During my first Nanowrimo (National Novel Writing Month), over ten years ago now, I was determined to write a novel in 30 days. And that was all cool.
Writing every day was a challenge, but I quickly realized that authentic dialogue was the toughest hurdle of all when it came to writing something worthwhile. Dialogue breathes life into characters and pushes the plot forward, and it’s so easy to get wrong.
I’ve written some thoughts on how to write dialogue before but never during Nanowrimo — the one month of the year that I’m on complete overdrive.
So, how do you capture the essence of real-life conversation while making it compelling on paper? Here are some thoughts that still ring true:
learn about Dialogue in the Wild
I think that writers are naturally drawn to listen and observe — something deep inside of us tells us it is important. Even before I was a writer, I was an eavesdropper—listening intently to people at cafes, parks, or bus stops.
You’ll notice the natural rhythm and flow of dialogue when you listen. Listen long enough, and you’ll also pick up on the fact that every talks slightly differently. We each have our signature and pace; some people talk a mile a minute while others take their time, letting each word hang in the air.
Consider what is Unspoken
We often communicate more important things through what’s left unsaid. Big emotions carry a weight that sometimes only silence can convey.
In a novel, pauses can add layers of depth and intrigue, and so can rapid switches in conversation.
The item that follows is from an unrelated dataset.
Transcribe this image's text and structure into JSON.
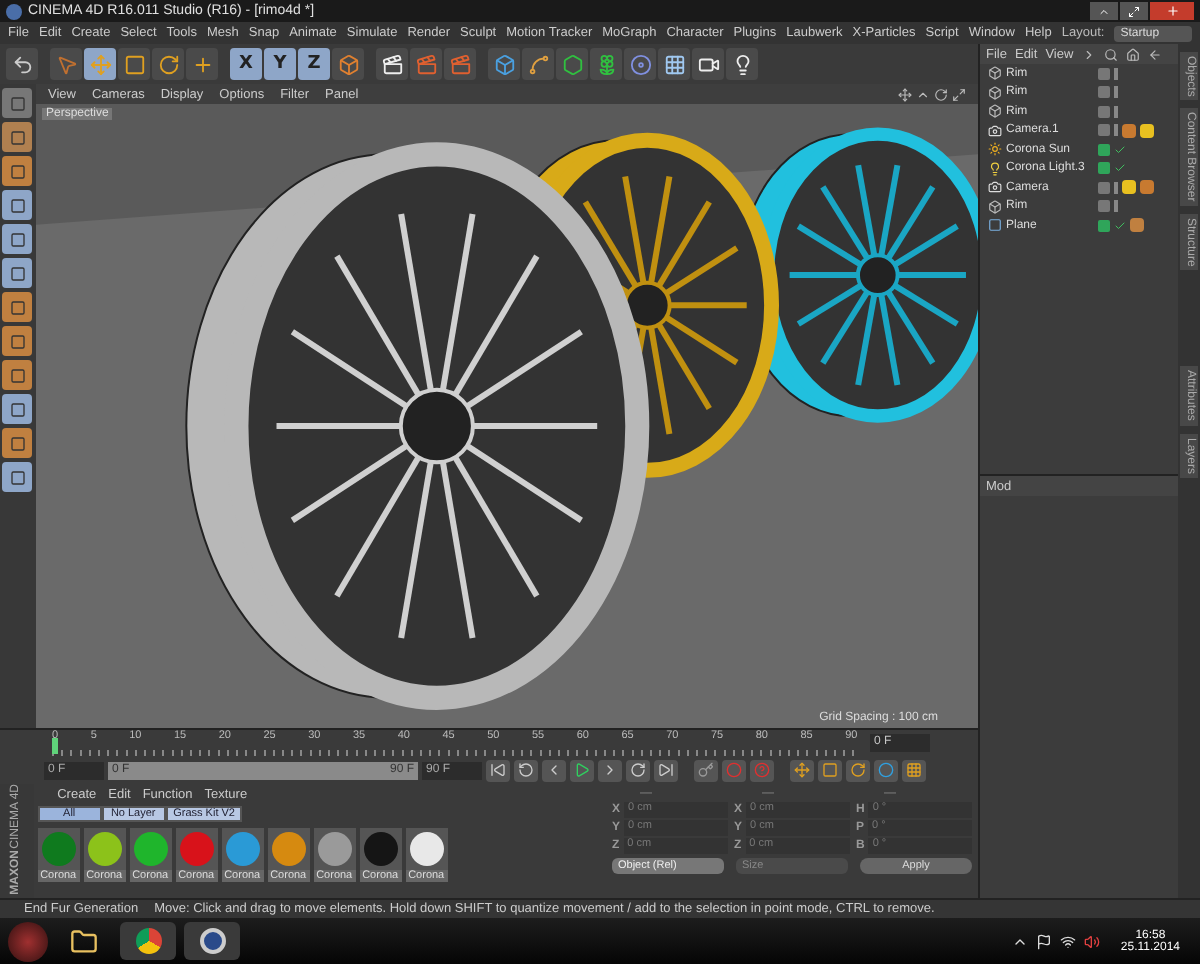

Sometimes, we answer the unspoken question rather than the one voiced aloud.
You might ask a friend “Did you ever call her back?” and all they say is, “You know I can’t afford to lose focus on the tournament.” It wasn’t a direct answer to your question, but it speaks volumes about what’s truly on their mind.
Representing Personality in Syntax
Your personality can also be reflected in the syntax of the way you speak. Characters really jump out of the page when they don’t talk exactly the same. They don’t think the same, so why would they use the same speech patterns?
This is most easily seen when comparing a character with a scholarly background to a hard-grafter like a detective. One might use intricate sentences and complex vocabulary, skirting around points, while the other might be straightforward, and no-nonsense, speaking in short sentences. By paying attention to these nuances, readers can differentiate between characters even without dialogue tags.
Dialogue is fascinating! It’s probably half art and half science; maybe that’s why I like it. It requires keen observation, a touch of creativity, and a lot of practice. And anyone can practice enough to become a master. 😉